**Excerpts from an interface dataset:**
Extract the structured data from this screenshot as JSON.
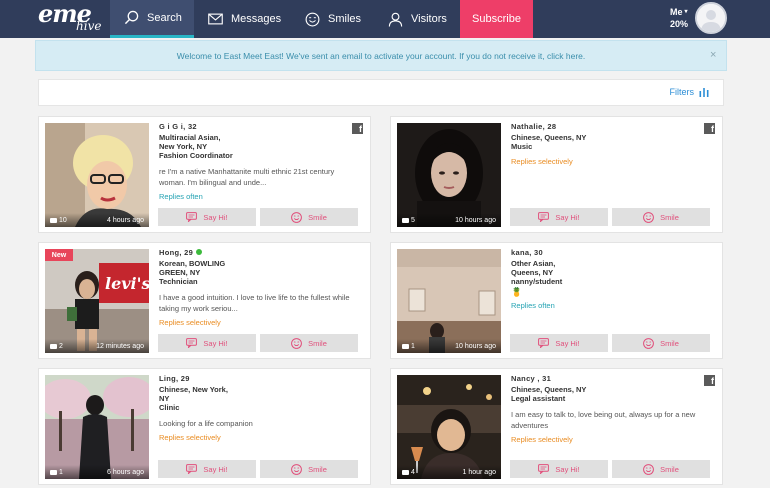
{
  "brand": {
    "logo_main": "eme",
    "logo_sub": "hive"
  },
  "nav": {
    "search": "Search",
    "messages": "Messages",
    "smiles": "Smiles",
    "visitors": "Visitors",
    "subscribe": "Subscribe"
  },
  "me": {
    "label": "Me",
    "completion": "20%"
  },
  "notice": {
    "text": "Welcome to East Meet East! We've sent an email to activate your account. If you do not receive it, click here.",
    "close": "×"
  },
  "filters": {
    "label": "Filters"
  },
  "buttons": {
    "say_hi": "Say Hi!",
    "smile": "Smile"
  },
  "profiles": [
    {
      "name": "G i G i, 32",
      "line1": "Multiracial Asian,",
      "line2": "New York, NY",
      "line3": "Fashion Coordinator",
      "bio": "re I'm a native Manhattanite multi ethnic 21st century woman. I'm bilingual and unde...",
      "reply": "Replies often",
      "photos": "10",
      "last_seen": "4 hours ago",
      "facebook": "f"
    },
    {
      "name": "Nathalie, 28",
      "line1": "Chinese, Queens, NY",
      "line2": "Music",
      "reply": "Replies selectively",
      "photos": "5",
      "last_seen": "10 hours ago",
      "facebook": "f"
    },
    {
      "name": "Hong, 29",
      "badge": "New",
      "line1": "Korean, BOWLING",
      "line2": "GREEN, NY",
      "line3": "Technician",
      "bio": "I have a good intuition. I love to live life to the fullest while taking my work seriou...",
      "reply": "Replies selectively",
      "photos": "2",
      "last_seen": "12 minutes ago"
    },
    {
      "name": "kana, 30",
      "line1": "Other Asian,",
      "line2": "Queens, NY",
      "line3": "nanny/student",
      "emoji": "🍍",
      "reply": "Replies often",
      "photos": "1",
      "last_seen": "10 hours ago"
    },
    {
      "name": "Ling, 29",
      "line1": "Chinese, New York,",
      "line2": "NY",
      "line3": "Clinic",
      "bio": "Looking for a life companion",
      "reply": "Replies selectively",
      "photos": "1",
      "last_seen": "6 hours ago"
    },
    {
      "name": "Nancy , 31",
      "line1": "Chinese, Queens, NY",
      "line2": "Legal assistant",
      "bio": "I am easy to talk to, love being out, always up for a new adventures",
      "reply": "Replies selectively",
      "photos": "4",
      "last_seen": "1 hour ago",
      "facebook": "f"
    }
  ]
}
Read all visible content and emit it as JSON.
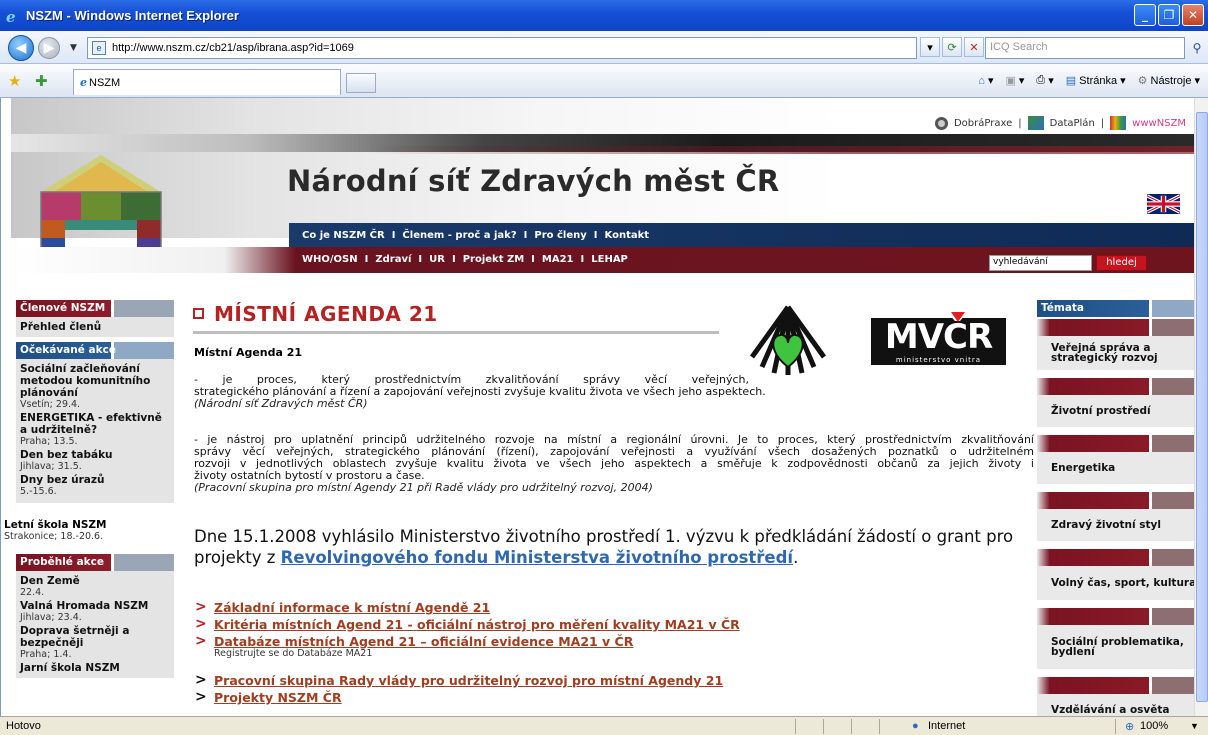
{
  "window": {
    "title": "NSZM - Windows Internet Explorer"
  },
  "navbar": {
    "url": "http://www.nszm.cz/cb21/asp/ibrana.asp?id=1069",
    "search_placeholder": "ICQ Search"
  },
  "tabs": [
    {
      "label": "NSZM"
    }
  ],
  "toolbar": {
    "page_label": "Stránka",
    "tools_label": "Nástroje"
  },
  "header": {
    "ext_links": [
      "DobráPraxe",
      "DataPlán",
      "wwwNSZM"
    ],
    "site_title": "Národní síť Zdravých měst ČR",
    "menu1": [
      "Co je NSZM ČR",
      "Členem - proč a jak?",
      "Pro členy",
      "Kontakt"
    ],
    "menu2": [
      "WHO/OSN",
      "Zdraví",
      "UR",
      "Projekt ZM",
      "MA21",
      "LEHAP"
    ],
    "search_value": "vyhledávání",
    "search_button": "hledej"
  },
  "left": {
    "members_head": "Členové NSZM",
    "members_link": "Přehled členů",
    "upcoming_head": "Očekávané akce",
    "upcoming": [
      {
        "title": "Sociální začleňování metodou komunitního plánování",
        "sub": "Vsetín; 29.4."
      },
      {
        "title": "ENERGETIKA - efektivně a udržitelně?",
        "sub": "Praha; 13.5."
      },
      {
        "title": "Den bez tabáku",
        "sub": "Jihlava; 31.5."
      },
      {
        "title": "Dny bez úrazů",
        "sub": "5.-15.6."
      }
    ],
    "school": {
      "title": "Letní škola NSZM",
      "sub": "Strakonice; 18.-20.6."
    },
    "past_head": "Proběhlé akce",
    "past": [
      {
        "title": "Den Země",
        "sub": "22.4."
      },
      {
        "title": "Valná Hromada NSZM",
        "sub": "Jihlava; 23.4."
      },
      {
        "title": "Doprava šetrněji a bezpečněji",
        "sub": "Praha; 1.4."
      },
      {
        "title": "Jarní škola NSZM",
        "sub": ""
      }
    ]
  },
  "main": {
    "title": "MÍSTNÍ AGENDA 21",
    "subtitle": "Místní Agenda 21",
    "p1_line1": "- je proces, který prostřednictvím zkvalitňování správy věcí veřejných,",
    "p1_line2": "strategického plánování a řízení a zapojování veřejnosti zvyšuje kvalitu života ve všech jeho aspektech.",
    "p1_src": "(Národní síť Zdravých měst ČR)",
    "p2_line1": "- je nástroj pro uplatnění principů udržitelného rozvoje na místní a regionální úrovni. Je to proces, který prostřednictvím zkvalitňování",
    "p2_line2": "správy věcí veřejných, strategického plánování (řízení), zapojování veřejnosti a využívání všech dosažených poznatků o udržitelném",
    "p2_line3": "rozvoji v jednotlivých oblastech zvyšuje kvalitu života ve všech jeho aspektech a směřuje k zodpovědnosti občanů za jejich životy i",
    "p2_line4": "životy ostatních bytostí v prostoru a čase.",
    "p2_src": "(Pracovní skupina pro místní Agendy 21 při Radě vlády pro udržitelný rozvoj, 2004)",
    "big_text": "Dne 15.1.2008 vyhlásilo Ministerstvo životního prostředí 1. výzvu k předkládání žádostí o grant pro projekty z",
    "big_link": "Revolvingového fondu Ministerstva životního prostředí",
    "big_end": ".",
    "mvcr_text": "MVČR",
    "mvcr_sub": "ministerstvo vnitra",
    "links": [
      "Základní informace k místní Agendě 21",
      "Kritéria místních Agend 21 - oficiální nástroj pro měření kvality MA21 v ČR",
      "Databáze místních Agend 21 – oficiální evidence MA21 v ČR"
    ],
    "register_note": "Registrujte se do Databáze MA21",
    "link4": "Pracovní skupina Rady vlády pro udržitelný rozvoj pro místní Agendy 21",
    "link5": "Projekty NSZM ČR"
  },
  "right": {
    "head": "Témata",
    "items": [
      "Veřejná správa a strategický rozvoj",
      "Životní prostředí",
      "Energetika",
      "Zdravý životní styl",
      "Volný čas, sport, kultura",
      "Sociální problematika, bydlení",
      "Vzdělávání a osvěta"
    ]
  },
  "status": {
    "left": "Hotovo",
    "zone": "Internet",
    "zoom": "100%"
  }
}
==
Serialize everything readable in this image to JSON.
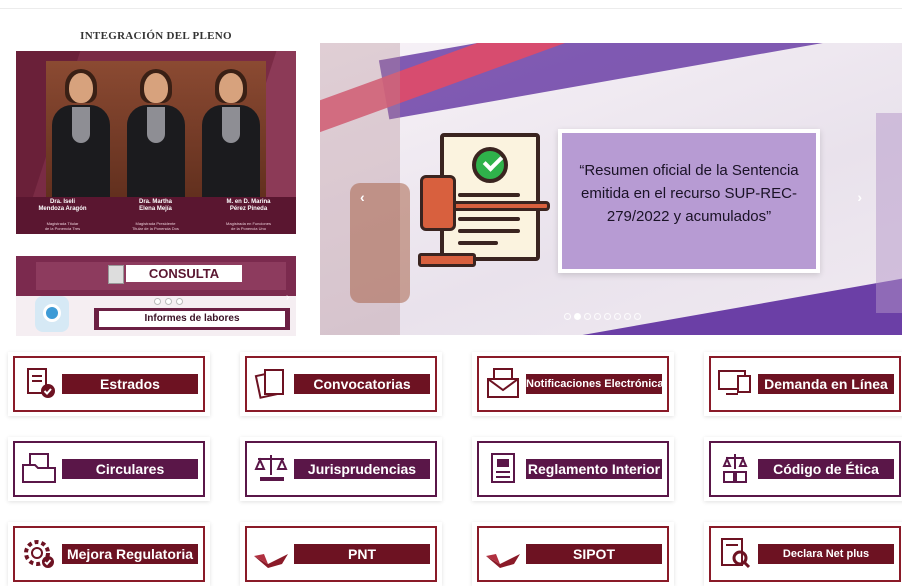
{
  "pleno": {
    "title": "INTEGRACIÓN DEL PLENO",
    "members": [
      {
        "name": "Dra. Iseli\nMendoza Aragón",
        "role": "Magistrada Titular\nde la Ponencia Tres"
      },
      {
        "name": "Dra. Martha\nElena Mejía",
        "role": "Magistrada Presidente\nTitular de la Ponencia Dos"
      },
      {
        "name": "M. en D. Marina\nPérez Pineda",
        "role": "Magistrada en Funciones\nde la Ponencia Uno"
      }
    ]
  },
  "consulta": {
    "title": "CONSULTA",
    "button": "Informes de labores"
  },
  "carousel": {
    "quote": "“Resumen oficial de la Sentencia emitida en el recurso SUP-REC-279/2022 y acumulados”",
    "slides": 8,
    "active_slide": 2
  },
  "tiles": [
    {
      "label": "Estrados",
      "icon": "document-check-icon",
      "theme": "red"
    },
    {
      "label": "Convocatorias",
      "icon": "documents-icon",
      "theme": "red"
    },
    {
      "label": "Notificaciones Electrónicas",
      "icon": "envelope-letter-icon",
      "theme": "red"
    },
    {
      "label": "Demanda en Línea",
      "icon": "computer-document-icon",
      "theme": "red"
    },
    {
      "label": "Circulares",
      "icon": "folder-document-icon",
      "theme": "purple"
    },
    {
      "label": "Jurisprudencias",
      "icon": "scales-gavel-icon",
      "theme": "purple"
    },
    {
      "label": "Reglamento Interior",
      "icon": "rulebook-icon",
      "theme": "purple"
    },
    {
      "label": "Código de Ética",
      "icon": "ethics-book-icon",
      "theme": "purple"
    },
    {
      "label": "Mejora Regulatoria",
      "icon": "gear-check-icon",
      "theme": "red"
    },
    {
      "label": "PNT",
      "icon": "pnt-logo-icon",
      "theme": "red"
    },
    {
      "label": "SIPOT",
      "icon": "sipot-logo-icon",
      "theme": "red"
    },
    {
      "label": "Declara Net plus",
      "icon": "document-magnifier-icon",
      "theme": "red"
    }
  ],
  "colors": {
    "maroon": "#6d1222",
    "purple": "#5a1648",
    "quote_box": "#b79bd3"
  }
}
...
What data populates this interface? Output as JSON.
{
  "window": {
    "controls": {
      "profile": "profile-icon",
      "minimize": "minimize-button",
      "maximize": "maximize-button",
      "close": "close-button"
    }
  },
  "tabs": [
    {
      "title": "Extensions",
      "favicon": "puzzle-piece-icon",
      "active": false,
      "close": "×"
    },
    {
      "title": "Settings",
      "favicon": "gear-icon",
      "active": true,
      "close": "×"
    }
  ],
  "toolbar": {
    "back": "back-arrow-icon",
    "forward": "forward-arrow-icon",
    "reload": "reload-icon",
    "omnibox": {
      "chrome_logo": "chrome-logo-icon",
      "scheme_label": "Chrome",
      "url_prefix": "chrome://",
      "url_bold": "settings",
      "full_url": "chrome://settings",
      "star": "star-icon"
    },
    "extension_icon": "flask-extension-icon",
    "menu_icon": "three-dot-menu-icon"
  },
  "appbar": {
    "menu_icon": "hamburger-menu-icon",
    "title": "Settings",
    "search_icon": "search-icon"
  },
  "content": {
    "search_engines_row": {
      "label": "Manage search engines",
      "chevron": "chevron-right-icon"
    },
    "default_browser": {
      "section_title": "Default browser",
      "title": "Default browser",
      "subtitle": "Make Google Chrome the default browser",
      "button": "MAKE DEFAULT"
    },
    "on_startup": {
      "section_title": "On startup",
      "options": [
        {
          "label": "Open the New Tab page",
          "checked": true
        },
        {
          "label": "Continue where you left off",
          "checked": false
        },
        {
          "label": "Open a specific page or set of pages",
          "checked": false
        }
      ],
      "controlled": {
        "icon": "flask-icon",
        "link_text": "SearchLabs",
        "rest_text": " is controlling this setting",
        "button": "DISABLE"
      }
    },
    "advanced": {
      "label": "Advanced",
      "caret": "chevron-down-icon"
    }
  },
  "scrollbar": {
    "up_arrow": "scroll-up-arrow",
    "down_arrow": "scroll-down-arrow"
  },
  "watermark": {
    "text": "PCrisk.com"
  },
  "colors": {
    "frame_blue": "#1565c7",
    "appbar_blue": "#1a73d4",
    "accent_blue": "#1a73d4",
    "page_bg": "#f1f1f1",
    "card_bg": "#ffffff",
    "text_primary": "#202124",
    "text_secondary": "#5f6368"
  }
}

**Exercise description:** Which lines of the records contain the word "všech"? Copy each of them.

**Task answer:**
    "p1_line2": "strategického plánování a řízení a zapojování veřejnosti zvyšuje kvalitu života ve všech jeho aspektech.",
    "p2_line2": "správy věcí veřejných, strategického plánování (řízení), zapojování veřejnosti a využívání všech dosažených poznatků o udržitelném",
    "p2_line3": "rozvoji v jednotlivých oblastech zvyšuje kvalitu života ve všech jeho aspektech a směřuje k zodpovědnosti občanů za jejich životy i",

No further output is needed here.